A national leader can declare war on a state, not on a network of revolutionaries. Islamic State, despite its claims, is not a state, and Mr. Hollande should not treat it as one. Besides, even if bombing IS strongholds in Iraq or Syria makes military sense, it won’t break the spell of Islamist revolution for frustrated, bored and marginalized young people in French slums.

On the contrary: The canny leaders of IS also rely on an apocalyptic “us or them” view of the world. Most Muslims are not violent revolutionaries who condone, let alone admire, mass violence. IS seeks to broaden its support, especially among young Muslims, by convincing them that true Muslims are in an existential war with the West – that the infidels are their mortal enemies. For them no less than for Mr. Trump, fear is the most powerful weapon.

So the more a Western government allows its policemen to humiliate and bully Muslims in the name of security, the more IS is likely to win European recruits. The only way to combat revolutionary Islamist violence is to gain the trust of law-abiding Muslims in the West. This will not be easy, but arbitrary arrests are surely the wrong way to go about it.

Likewise, when it comes to civil wars in the Middle East, Western restraint is usually a better strategy than hasty military intervention driven by domestic fear. Republican candidates in the United States are already using the recent murder spree in Paris to blame President Barack Obama, and by extension any future Democratic candidate, for being weak. Mr. Trump has promised to “bomb the shit out of ISIS.”

This bellicosity has had the effect of pushing Hillary Clinton, the front-runner for the Democratic presidential nomination, into distancing herself from Mr. Obama. As with Mr. Hollande, she has to assuage public fear by talking tough and promising more military action.

Mr. Obama has consistently resisted the temptation to unleash more wars. His policies have sometimes been inconsistent and irresolute. But in his refusal to give in to panic and act rashly, he has been far braver than all the big talkers who accuse him of being a wimp.

Source: How fear became the politician’s weapon of choice – The Globe and Mail

What drives anti-immigrant sentiment? – Ian Buruma

Ian Buruma on the drivers on anti-immigrant sentiment and the increased divide between educated metropolitan elites and the “less sophisticated, less flexible and, in every sense, less connected provincials.”

Canada does not figure in his commentary, perhaps because we have managed these tensions – which we have – better than most:

Populist rabble-rousers like to stir up such resentments by ranting about foreigners who work for a pittance or not at all. But it is the relative success of ethnic minorities and immigrants that is more upsetting to indigenous populations.

This explains the popular hostility toward Mr. Obama. Americans know that, before too long, whites will be just another minority, and people of colour will increasingly be in positions of power. At this point, all that Tea Partiers and others like them can do is declare, “We want our country back!”

Of course, this is an impossible demand. Short of unleashing massive and bloody ethnic cleansing – Bosnia, on a continental scale – Americans and others have no choice but to get used to living in increasingly diverse societies.

Likewise, economic globalization cannot be undone.
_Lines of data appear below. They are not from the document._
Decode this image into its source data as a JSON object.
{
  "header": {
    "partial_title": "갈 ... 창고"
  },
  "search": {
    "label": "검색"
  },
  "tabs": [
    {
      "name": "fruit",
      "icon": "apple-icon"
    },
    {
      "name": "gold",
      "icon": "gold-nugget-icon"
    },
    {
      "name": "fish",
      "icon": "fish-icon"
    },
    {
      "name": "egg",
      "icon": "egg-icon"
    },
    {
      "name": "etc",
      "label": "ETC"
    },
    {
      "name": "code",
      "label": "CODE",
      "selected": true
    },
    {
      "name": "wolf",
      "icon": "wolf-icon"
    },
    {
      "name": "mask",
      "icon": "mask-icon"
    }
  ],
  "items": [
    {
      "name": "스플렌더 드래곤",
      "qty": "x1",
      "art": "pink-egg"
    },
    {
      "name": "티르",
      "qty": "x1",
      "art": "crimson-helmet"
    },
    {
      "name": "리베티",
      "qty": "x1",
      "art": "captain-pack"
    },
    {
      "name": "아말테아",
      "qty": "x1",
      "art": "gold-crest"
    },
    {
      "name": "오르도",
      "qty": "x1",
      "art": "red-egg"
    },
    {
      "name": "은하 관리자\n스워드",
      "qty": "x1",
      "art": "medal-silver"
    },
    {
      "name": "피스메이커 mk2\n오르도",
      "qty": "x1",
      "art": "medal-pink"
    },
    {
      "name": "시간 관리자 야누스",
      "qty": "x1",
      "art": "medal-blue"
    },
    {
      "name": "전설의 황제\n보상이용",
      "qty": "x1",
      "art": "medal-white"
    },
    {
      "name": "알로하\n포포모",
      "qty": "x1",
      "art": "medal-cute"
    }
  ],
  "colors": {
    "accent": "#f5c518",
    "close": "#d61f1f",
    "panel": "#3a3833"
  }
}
But regulation can and should be improved. After all, some things are still worth protecting. There are good reasons not to leave culture, education, lifestyles or jobs completely exposed to the creative destruction of market forces.

What drives anti-immigrant sentiment? – The Globe and Mail.